§ **TASK**
Take each line below that has "JSON" and copy it.

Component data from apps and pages

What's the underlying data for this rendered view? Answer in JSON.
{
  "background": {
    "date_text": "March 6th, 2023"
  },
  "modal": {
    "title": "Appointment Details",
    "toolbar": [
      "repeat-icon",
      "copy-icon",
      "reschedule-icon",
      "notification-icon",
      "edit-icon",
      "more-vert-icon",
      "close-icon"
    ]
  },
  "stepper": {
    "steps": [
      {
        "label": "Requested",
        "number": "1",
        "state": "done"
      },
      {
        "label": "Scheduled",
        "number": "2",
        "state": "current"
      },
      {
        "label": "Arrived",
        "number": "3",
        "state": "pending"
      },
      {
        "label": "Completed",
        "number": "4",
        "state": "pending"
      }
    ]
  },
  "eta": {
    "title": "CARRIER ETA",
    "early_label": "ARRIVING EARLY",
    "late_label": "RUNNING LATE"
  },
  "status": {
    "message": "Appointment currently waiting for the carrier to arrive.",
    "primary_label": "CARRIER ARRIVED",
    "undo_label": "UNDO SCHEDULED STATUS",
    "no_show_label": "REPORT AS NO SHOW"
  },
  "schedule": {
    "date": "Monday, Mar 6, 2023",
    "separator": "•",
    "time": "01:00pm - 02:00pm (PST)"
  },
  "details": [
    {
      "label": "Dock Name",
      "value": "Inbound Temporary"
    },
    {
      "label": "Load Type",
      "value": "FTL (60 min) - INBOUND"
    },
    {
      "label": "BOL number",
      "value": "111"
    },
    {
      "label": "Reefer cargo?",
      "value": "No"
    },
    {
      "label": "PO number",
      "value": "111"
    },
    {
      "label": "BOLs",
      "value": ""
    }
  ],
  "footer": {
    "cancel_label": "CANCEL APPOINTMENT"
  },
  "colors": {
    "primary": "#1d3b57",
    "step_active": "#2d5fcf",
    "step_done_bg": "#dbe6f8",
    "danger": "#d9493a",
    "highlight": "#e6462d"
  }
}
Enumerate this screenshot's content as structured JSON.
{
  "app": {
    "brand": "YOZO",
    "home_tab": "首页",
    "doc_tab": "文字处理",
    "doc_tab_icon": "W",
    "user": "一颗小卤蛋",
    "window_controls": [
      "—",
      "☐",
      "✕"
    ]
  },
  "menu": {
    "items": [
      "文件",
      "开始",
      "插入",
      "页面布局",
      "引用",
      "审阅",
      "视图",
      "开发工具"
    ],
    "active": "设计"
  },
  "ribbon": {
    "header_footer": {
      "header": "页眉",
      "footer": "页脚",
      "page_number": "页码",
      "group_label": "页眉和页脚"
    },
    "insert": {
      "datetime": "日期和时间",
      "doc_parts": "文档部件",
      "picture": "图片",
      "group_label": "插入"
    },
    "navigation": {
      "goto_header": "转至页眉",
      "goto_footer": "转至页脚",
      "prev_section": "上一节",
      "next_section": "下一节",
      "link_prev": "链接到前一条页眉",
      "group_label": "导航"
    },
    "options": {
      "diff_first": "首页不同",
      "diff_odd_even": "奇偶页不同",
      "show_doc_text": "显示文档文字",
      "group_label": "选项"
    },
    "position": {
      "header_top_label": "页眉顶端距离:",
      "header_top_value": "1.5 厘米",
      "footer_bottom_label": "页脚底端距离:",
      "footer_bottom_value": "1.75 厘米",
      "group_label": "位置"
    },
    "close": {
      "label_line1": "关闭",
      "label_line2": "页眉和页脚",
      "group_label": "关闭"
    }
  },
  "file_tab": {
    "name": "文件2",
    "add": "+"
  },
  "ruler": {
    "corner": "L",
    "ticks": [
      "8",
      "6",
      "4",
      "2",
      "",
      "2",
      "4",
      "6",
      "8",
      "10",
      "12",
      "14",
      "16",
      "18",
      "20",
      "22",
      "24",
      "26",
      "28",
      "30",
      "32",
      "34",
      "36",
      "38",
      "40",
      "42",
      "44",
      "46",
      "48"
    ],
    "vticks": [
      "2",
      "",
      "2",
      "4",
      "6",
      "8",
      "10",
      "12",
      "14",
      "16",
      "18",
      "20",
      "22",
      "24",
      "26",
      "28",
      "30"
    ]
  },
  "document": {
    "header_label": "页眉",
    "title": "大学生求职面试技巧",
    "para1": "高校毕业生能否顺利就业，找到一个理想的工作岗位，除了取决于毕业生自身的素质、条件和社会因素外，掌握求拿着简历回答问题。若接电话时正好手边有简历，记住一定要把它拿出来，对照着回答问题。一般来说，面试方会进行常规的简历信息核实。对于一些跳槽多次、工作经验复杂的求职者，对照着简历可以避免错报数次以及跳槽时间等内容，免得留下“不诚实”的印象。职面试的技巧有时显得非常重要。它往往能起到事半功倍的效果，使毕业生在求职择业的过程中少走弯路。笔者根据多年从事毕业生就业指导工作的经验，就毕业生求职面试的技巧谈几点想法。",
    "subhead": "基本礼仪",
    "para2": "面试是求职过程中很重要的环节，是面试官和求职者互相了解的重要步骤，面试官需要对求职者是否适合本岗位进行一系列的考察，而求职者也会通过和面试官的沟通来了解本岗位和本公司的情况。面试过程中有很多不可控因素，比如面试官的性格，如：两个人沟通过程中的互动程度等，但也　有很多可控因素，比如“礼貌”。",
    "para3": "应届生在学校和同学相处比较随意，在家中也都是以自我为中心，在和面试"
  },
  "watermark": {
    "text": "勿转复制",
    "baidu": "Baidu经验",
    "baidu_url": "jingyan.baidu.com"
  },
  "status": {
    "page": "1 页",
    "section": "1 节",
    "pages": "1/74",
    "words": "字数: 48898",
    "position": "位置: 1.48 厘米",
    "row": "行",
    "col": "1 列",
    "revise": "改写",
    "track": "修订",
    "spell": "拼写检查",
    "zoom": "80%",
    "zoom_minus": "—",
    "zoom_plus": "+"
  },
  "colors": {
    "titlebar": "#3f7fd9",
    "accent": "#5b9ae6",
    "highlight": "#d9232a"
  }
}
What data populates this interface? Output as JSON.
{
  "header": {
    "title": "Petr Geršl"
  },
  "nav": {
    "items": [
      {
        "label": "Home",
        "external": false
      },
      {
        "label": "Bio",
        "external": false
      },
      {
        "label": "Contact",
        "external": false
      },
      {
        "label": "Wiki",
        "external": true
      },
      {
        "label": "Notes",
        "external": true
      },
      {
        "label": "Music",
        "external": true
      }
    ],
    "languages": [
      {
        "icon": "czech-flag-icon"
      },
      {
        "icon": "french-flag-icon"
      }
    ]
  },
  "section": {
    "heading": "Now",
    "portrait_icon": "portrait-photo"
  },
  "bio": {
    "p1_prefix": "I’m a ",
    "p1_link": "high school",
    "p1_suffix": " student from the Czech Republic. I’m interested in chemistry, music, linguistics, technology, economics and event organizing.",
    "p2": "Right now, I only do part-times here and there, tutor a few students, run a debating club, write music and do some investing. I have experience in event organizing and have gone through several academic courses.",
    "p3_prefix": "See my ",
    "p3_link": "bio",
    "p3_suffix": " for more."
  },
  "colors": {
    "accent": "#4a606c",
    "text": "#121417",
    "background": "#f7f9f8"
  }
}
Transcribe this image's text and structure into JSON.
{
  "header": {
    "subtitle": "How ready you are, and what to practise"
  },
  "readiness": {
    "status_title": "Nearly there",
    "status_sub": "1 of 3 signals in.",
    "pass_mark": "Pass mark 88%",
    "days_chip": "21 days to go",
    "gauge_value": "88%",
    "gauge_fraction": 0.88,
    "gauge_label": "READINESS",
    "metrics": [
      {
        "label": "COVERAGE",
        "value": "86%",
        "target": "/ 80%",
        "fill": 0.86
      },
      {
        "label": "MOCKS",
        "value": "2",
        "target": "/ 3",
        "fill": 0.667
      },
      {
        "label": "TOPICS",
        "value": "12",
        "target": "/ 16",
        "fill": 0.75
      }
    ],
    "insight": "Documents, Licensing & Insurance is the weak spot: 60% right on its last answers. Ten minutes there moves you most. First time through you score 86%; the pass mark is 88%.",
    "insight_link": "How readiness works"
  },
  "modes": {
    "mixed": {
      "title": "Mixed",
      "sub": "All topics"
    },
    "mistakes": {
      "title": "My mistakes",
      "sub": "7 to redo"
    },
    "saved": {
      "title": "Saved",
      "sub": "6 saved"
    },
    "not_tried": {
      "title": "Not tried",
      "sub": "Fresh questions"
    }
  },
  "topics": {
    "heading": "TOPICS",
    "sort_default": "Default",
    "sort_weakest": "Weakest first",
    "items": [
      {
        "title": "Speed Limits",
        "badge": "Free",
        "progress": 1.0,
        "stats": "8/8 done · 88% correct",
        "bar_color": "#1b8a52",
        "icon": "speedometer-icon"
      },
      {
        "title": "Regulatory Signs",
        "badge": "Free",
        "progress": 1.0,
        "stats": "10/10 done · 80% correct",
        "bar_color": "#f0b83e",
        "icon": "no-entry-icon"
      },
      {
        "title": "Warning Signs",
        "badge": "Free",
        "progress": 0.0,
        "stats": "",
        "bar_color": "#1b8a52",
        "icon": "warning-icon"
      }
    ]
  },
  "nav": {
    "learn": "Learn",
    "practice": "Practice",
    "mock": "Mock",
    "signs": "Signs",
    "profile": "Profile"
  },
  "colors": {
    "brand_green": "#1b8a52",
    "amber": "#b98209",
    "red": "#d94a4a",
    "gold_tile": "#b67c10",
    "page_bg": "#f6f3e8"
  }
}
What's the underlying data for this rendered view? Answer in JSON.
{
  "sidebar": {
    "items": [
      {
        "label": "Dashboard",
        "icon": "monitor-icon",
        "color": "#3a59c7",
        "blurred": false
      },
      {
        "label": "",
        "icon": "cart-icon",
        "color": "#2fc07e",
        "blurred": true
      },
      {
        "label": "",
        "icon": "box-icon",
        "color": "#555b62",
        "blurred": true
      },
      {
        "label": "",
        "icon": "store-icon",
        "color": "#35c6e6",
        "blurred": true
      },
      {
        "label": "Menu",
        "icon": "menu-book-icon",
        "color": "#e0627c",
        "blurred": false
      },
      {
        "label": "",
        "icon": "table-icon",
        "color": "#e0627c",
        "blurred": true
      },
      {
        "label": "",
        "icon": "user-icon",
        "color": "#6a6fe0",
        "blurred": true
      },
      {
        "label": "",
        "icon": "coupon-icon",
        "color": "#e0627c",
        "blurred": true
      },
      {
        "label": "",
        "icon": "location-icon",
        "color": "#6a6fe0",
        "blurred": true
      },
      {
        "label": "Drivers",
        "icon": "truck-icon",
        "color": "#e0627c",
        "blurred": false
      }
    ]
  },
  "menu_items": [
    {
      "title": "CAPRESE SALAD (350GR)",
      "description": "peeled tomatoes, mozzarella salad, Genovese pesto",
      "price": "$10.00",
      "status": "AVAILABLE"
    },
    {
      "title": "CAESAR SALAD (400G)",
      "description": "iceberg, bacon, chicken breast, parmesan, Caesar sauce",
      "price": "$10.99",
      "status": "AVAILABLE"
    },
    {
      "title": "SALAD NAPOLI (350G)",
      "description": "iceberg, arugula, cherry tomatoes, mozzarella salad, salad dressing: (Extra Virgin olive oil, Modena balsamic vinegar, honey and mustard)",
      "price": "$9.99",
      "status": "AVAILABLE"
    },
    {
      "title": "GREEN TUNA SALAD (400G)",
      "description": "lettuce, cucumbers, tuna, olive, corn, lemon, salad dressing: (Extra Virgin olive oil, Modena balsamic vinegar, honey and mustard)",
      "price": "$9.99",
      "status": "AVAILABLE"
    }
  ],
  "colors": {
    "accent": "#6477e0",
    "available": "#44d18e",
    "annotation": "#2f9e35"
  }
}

§ **RESULT OF THE TASK**
What's the underlying data for this rendered view? Answer in JSON.
Enumerate this screenshot's content as structured JSON.
What data populates this interface? Output as JSON.
Transcribe this image's text and structure into JSON.
What's the underlying data for this rendered view? Answer in JSON.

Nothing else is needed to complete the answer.